In what condition is wedge pressure a a poor estimate of LVEDP? Why?

Wedge pressure = poor estimate of LVEDP during mitral stenosis

Recall: Flow = (P1 – P2)/Resistance

In mitral stenosis, the resistance will be ↑ → the pressure in the LA must be ↑ to maintain flow across the valve.

Could you diagnose mitral stenosis by only using an increase in wedge pressure? Why or why not?

No, you cannot.

All you could measure would be an increase in LA pressure. However, there are OTHER causes of ↑ LA pressure

What would be the PA pressures and wedge pressure be in primary pulmonary hypertension?
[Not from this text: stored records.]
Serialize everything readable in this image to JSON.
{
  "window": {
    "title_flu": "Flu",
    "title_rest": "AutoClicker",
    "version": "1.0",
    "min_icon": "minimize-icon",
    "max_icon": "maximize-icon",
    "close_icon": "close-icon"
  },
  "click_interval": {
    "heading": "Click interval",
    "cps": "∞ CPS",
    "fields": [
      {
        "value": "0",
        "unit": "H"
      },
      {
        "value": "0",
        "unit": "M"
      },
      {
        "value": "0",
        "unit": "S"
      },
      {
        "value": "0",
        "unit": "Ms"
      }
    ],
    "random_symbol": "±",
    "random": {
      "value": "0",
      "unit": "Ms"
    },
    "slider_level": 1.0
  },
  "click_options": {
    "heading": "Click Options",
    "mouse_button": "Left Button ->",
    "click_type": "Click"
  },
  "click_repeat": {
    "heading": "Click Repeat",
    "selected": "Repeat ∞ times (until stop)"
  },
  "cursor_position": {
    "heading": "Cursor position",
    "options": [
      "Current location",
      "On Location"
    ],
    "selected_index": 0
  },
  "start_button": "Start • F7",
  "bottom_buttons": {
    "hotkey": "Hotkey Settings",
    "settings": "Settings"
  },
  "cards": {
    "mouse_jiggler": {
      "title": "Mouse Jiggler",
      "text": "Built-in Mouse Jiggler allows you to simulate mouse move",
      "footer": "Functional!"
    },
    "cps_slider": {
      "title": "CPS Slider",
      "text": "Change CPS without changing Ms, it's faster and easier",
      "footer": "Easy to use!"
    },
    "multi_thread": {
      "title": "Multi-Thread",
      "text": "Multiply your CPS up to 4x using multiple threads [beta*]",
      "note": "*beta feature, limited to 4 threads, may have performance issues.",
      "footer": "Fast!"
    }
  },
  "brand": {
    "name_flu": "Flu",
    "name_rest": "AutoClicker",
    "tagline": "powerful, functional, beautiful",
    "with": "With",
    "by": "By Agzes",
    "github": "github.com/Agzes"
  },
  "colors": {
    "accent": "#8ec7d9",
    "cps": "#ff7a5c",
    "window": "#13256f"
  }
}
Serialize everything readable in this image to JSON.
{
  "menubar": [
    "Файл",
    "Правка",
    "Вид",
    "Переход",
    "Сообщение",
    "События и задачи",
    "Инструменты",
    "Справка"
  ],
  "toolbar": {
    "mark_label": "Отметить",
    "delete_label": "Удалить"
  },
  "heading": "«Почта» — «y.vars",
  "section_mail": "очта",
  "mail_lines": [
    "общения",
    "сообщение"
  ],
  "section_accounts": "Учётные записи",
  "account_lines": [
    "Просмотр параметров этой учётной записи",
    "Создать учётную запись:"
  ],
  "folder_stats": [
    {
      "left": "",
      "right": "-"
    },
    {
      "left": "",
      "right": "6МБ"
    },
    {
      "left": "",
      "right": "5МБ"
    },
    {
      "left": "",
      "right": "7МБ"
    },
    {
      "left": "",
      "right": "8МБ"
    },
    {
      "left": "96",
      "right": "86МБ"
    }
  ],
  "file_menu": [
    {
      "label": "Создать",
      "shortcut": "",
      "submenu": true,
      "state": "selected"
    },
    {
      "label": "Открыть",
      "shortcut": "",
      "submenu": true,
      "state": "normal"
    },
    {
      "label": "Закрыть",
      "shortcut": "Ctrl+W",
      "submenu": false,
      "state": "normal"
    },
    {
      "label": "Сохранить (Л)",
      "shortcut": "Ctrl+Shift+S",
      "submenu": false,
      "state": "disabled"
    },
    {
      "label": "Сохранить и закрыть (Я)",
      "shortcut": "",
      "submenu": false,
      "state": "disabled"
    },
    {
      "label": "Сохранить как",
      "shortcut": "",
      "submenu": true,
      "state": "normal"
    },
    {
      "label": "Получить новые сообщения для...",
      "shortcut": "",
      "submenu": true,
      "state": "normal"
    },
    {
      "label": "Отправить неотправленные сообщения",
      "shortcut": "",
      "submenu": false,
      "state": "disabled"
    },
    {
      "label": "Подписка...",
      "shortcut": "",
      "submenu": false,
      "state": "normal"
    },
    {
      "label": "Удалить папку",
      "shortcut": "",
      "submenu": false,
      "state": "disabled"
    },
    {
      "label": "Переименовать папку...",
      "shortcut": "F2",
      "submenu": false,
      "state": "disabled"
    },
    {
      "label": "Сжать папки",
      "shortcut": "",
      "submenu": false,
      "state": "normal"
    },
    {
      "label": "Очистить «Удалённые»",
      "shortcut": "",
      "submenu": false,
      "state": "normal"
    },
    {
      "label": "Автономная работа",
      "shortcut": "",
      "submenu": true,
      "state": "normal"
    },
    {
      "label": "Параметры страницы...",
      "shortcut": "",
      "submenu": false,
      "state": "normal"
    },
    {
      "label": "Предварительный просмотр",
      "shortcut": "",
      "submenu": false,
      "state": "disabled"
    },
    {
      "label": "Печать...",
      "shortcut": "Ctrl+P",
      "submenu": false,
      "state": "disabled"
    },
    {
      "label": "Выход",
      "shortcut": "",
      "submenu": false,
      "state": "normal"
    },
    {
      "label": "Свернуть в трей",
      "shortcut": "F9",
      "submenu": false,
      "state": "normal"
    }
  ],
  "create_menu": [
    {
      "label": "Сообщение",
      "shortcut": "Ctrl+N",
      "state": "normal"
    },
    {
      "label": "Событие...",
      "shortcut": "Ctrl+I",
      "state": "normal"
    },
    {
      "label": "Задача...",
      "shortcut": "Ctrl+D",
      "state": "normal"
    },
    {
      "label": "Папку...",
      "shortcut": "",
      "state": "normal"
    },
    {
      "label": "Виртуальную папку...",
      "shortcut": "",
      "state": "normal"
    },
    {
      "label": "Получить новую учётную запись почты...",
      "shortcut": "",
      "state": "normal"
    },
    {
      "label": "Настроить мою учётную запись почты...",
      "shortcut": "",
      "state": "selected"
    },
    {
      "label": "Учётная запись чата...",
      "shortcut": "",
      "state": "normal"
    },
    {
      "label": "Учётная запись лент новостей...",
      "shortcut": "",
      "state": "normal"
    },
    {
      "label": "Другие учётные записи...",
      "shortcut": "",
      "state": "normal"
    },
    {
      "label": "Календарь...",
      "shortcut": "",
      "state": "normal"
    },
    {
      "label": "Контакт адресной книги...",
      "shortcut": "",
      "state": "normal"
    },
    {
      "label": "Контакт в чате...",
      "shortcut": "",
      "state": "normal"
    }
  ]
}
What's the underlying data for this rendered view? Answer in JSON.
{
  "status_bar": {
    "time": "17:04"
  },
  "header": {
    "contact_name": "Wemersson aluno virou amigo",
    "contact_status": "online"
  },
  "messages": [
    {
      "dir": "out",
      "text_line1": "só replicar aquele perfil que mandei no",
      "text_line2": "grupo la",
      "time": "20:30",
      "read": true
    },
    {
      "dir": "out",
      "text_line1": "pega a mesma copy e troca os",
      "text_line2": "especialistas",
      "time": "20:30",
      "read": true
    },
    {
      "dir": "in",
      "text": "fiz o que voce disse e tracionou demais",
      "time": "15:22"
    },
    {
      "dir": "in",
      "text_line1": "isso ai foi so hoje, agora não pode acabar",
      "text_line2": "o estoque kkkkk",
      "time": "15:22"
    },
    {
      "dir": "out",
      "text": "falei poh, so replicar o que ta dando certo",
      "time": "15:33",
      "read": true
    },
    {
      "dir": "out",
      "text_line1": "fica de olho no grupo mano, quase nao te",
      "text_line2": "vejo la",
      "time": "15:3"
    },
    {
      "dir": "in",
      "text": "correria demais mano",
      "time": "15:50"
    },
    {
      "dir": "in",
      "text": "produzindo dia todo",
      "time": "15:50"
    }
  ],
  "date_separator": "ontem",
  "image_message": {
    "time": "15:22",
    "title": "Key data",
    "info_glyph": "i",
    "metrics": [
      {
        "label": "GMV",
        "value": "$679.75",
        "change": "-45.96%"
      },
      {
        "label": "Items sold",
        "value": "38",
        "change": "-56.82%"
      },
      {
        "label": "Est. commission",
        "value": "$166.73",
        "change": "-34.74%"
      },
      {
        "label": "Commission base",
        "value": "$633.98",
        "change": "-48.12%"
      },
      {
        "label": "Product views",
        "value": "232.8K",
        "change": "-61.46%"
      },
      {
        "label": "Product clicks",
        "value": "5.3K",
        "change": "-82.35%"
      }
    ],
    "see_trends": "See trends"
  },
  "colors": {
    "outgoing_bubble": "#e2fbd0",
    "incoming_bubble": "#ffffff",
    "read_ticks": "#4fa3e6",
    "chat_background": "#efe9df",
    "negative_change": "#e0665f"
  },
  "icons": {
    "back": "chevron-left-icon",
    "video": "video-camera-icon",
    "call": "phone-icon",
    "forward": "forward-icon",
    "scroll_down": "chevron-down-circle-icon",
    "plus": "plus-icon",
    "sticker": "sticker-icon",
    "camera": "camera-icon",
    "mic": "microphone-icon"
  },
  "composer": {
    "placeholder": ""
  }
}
Why?

PA pressure ↑
Wedge pressure normal

The primary problem in pulmonary HTN is an increase in pulmonary artery RESISTANCE. Thus, the pressure generated by the RV must be higher to maintain pulmonary blood flow.

However, the amount of blood getting to the pulmonary veins would be largely unchanged, or even ↓ → wedge pressure NOT elevated

What would be the PA pressures and wedge pressure be in left-sided heart failure? Why?

PA pressure ↑
Wedge pressure ↑

Left heart failure = Lack of forward flow of blood through LV → back-up of blood in LA → back-up of blood in pulmonary vein, then pulmonary capillary, then pulmonary artery, etc.

What would be the PA pressures and wedge pressure be in severe mitral stenosis? Why?

PA pressure ↑
Wedge pressure ↑

Similar reasoning to left heart failure = Lack of forward flow of blood into LV → back-up of blood in LA → back-up of blood in pulmonary vein, then pulmonary capillary, then pulmonary artery, etc.

What should you do next?

  1. Turn the narrative, “Pathogenesis to Presentation” questions into Anki cards by copy/pasting the question/answer into the “Front” and “Back” fields in Anki.  Do the same for the fundamental facts that you were unfamiliar with, to maximize your chances of USMLE Step 1 success!  Remember: the USMLE is a test of understanding, so the better you can understand these questions, the better your score!
  2. Add reverse cards when appropriate to your Anki cards
  3. Re-word the questions/explanations as desired, and BOLD the important text to make it easier to review in the future
  4. Learn something new?  Something unclear?  Comment below!
  5. If you liked this post, please consider sharing it on Facebook/Twitter!  I judge the utility of these posts by the number of comments / shares they receive, so if you’d like more, or would like a particular topic addressed, please let us know!
 

ROCK MICROBIOLOGY, even if you SUCK AT MEMORIZING!

With the FREE micro deck of more than 130+ Anki cards you will be practically BEGGING to get as many micro questions on your exam as possible.

it's free!
100% privacy guaranteed, no messin' around